Data items:
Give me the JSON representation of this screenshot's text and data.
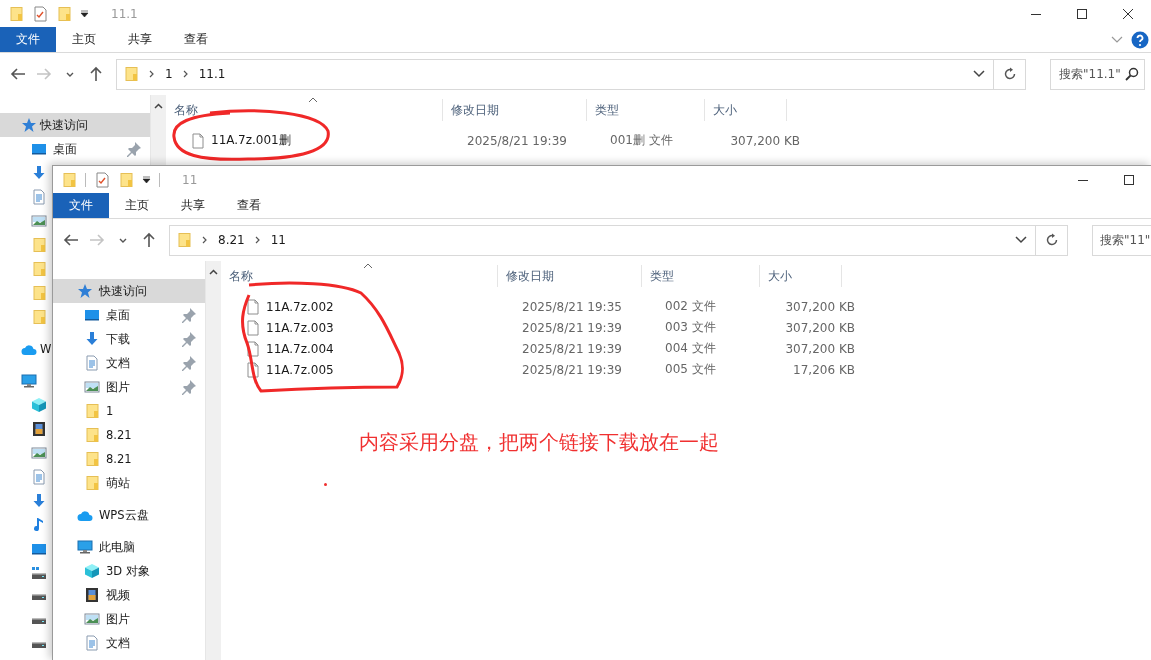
{
  "windows": [
    {
      "title": "11.1",
      "ribbon_tabs": [
        {
          "label": "文件",
          "kind": "file"
        },
        {
          "label": "主页",
          "kind": "tab"
        },
        {
          "label": "共享",
          "kind": "tab"
        },
        {
          "label": "查看",
          "kind": "tab"
        }
      ],
      "ribbon_help": true,
      "nav_buttons": [
        {
          "kind": "back",
          "disabled": false
        },
        {
          "kind": "forward",
          "disabled": true
        },
        {
          "kind": "recent",
          "disabled": false
        },
        {
          "kind": "up",
          "disabled": false
        }
      ],
      "breadcrumb": [
        "1",
        "11.1"
      ],
      "search": {
        "placeholder": "搜索\"11.1\"",
        "show_icon": true
      },
      "sidebar": [
        {
          "kind": "star",
          "label": "快速访问",
          "selected": true,
          "children": [
            {
              "kind": "desktop",
              "label": "桌面",
              "pinned": true,
              "selected": false
            },
            {
              "kind": "download",
              "pinned": false,
              "selected": false
            },
            {
              "kind": "document",
              "pinned": false,
              "selected": false
            },
            {
              "kind": "picture",
              "pinned": false,
              "selected": false
            },
            {
              "kind": "folder",
              "pinned": false,
              "selected": false
            },
            {
              "kind": "folder",
              "pinned": false,
              "selected": false
            },
            {
              "kind": "folder",
              "pinned": false,
              "selected": false
            },
            {
              "kind": "folder",
              "pinned": false,
              "selected": false
            }
          ]
        },
        {
          "kind": "cloud",
          "label": "W",
          "selected": false
        },
        {
          "kind": "pc",
          "selected": false,
          "children": [
            {
              "kind": "cube",
              "selected": false
            },
            {
              "kind": "video",
              "selected": false
            },
            {
              "kind": "picture",
              "selected": false
            },
            {
              "kind": "document",
              "selected": false
            },
            {
              "kind": "download",
              "selected": false
            },
            {
              "kind": "music",
              "selected": false
            },
            {
              "kind": "desktop",
              "selected": false
            },
            {
              "kind": "netdrive",
              "selected": false
            },
            {
              "kind": "drive",
              "selected": false
            },
            {
              "kind": "drive",
              "selected": false
            },
            {
              "kind": "drive",
              "selected": false
            }
          ]
        }
      ],
      "columns": [
        {
          "label": "名称",
          "sorted": true
        },
        {
          "label": "修改日期",
          "sorted": false
        },
        {
          "label": "类型",
          "sorted": false
        },
        {
          "label": "大小",
          "sorted": false
        }
      ],
      "files": [
        {
          "name": "11A.7z.001删",
          "date": "2025/8/21 19:39",
          "type": "001删 文件",
          "size": "307,200 KB"
        }
      ],
      "circled": true
    },
    {
      "title": "11",
      "ribbon_tabs": [
        {
          "label": "文件",
          "kind": "file"
        },
        {
          "label": "主页",
          "kind": "tab"
        },
        {
          "label": "共享",
          "kind": "tab"
        },
        {
          "label": "查看",
          "kind": "tab"
        }
      ],
      "ribbon_help": false,
      "nav_buttons": [
        {
          "kind": "back",
          "disabled": false
        },
        {
          "kind": "forward",
          "disabled": true
        },
        {
          "kind": "recent",
          "disabled": false
        },
        {
          "kind": "up",
          "disabled": false
        }
      ],
      "breadcrumb": [
        "8.21",
        "11"
      ],
      "search": {
        "placeholder": "搜索\"11\"",
        "show_icon": false
      },
      "sidebar": [
        {
          "kind": "star",
          "label": "快速访问",
          "selected": true,
          "children": [
            {
              "kind": "desktop",
              "label": "桌面",
              "pinned": true,
              "selected": false
            },
            {
              "kind": "download",
              "label": "下载",
              "pinned": true,
              "selected": false
            },
            {
              "kind": "document",
              "label": "文档",
              "pinned": true,
              "selected": false
            },
            {
              "kind": "picture",
              "label": "图片",
              "pinned": true,
              "selected": false
            },
            {
              "kind": "folder",
              "label": "1",
              "pinned": false,
              "selected": false
            },
            {
              "kind": "folder",
              "label": "8.21",
              "pinned": false,
              "selected": false
            },
            {
              "kind": "folder",
              "label": "8.21",
              "pinned": false,
              "selected": false
            },
            {
              "kind": "folder",
              "label": "萌站",
              "pinned": false,
              "selected": false
            }
          ]
        },
        {
          "kind": "cloud",
          "label": "WPS云盘",
          "selected": false
        },
        {
          "kind": "pc",
          "label": "此电脑",
          "selected": false,
          "children": [
            {
              "kind": "cube",
              "label": "3D 对象",
              "selected": false
            },
            {
              "kind": "video",
              "label": "视频",
              "selected": false
            },
            {
              "kind": "picture",
              "label": "图片",
              "selected": false
            },
            {
              "kind": "document",
              "label": "文档",
              "selected": false
            }
          ]
        }
      ],
      "columns": [
        {
          "label": "名称",
          "sorted": true
        },
        {
          "label": "修改日期",
          "sorted": false
        },
        {
          "label": "类型",
          "sorted": false
        },
        {
          "label": "大小",
          "sorted": false
        }
      ],
      "files": [
        {
          "name": "11A.7z.002",
          "date": "2025/8/21 19:35",
          "type": "002 文件",
          "size": "307,200 KB"
        },
        {
          "name": "11A.7z.003",
          "date": "2025/8/21 19:39",
          "type": "003 文件",
          "size": "307,200 KB"
        },
        {
          "name": "11A.7z.004",
          "date": "2025/8/21 19:39",
          "type": "004 文件",
          "size": "307,200 KB"
        },
        {
          "name": "11A.7z.005",
          "date": "2025/8/21 19:39",
          "type": "005 文件",
          "size": "17,206 KB"
        }
      ],
      "circled": true,
      "annotation": {
        "text": "内容采用分盘，把两个链接下载放在一起"
      }
    }
  ]
}
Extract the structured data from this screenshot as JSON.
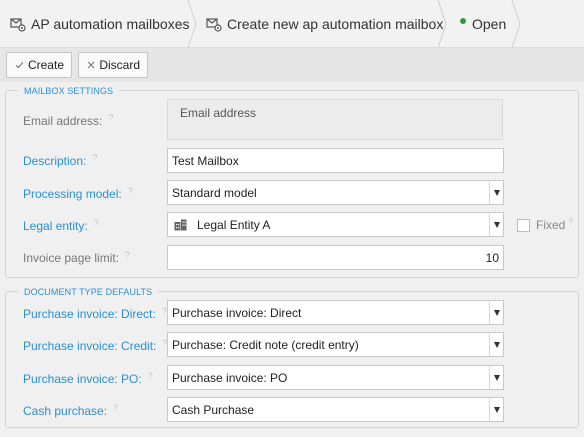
{
  "breadcrumbs": [
    {
      "label": "AP automation mailboxes",
      "icon": "mailbox-settings-icon"
    },
    {
      "label": "Create new ap automation mailbox",
      "icon": "mailbox-settings-icon"
    },
    {
      "label": "Open",
      "status_color": "#2e9b3a"
    }
  ],
  "toolbar": {
    "create_label": "Create",
    "discard_label": "Discard"
  },
  "mailbox_settings": {
    "legend": "MAILBOX SETTINGS",
    "email": {
      "label": "Email address:",
      "placeholder": "Email address"
    },
    "description": {
      "label": "Description:",
      "value": "Test Mailbox"
    },
    "processing_model": {
      "label": "Processing model:",
      "value": "Standard model"
    },
    "legal_entity": {
      "label": "Legal entity:",
      "value": "Legal Entity A",
      "fixed_label": "Fixed"
    },
    "invoice_page_limit": {
      "label": "Invoice page limit:",
      "value": "10"
    }
  },
  "document_type_defaults": {
    "legend": "DOCUMENT TYPE DEFAULTS",
    "direct": {
      "label": "Purchase invoice: Direct:",
      "value": "Purchase invoice: Direct"
    },
    "credit": {
      "label": "Purchase invoice: Credit:",
      "value": "Purchase: Credit note (credit entry)"
    },
    "po": {
      "label": "Purchase invoice: PO:",
      "value": "Purchase invoice: PO"
    },
    "cash": {
      "label": "Cash purchase:",
      "value": "Cash Purchase"
    }
  },
  "help_marker": "?",
  "colors": {
    "accent": "#2a8fd4",
    "status_open": "#2e9b3a"
  }
}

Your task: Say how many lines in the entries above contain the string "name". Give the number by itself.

Written reply: 5